PROVIDED RECORDS: Begin

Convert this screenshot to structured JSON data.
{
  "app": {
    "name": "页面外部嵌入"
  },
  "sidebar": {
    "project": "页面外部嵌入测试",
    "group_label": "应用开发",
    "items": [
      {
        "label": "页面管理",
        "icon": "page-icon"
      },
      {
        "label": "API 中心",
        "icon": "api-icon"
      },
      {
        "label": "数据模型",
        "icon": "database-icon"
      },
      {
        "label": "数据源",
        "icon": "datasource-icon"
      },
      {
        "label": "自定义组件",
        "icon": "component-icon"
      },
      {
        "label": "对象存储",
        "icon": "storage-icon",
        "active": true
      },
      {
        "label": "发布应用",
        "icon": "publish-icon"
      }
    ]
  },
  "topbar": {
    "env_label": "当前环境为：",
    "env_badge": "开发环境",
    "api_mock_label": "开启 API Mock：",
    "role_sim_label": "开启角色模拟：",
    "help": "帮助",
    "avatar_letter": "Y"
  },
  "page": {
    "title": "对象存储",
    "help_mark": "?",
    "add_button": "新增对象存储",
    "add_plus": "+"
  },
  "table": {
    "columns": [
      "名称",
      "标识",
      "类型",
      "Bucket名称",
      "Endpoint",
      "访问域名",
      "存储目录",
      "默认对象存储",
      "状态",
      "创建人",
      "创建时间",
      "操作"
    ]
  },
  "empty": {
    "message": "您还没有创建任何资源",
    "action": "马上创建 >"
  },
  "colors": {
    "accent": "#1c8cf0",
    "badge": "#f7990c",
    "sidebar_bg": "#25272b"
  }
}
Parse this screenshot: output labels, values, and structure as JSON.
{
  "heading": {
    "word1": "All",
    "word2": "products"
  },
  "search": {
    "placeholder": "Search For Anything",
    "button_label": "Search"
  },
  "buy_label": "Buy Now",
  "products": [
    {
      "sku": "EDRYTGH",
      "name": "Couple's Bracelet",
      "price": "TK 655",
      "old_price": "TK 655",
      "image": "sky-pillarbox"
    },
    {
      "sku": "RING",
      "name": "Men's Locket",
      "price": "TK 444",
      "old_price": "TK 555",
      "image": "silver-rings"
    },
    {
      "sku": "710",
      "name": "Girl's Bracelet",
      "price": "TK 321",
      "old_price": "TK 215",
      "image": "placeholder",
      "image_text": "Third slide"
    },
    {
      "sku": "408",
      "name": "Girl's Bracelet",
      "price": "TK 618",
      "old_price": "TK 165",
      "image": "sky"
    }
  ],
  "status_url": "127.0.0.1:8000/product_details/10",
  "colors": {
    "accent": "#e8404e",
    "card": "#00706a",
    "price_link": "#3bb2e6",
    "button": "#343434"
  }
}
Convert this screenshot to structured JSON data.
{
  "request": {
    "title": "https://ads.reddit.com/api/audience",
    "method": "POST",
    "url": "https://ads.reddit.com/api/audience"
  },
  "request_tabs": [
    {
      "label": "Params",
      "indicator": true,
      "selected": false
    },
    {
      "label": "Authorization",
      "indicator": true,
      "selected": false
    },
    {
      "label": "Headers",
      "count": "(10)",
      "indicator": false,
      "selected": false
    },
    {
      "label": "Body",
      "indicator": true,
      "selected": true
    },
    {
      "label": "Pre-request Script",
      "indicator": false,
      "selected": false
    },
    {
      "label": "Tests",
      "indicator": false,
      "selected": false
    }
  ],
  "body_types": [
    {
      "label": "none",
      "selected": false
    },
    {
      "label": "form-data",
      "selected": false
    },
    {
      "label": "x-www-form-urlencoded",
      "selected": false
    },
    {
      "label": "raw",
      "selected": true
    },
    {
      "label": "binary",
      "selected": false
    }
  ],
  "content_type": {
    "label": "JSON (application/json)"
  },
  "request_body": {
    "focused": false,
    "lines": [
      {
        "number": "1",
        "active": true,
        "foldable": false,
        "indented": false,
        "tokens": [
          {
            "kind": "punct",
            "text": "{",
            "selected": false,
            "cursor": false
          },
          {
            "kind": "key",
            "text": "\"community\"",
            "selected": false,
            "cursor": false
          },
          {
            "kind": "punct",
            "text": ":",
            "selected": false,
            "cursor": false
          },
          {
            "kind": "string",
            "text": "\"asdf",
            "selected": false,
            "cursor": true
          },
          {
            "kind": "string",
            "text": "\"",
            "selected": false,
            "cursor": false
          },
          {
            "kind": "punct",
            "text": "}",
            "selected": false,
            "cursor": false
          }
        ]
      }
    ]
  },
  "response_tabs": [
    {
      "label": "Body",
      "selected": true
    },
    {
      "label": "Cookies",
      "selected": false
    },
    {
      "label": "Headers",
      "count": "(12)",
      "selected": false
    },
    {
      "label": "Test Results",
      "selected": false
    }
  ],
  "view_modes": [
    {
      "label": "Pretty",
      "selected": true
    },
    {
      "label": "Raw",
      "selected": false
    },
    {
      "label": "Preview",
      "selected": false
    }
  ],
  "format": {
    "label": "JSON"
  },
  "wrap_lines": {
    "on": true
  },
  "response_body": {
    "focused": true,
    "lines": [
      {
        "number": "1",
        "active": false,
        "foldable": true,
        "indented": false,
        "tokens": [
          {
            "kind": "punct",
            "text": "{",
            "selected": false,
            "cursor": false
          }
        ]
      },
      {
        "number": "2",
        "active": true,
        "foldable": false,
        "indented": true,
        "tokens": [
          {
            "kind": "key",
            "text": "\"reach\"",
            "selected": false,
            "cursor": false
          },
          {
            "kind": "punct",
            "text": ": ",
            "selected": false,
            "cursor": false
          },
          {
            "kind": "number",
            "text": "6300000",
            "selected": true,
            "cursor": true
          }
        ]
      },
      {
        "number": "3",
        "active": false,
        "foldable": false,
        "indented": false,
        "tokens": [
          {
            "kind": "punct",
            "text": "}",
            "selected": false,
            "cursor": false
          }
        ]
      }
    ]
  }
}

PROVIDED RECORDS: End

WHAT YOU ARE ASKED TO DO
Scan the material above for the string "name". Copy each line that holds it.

EXERCISE RESULT
    "name": "页面外部嵌入"
      "name": "Couple's Bracelet",
      "name": "Men's Locket",
      "name": "Girl's Bracelet",
      "name": "Girl's Bracelet",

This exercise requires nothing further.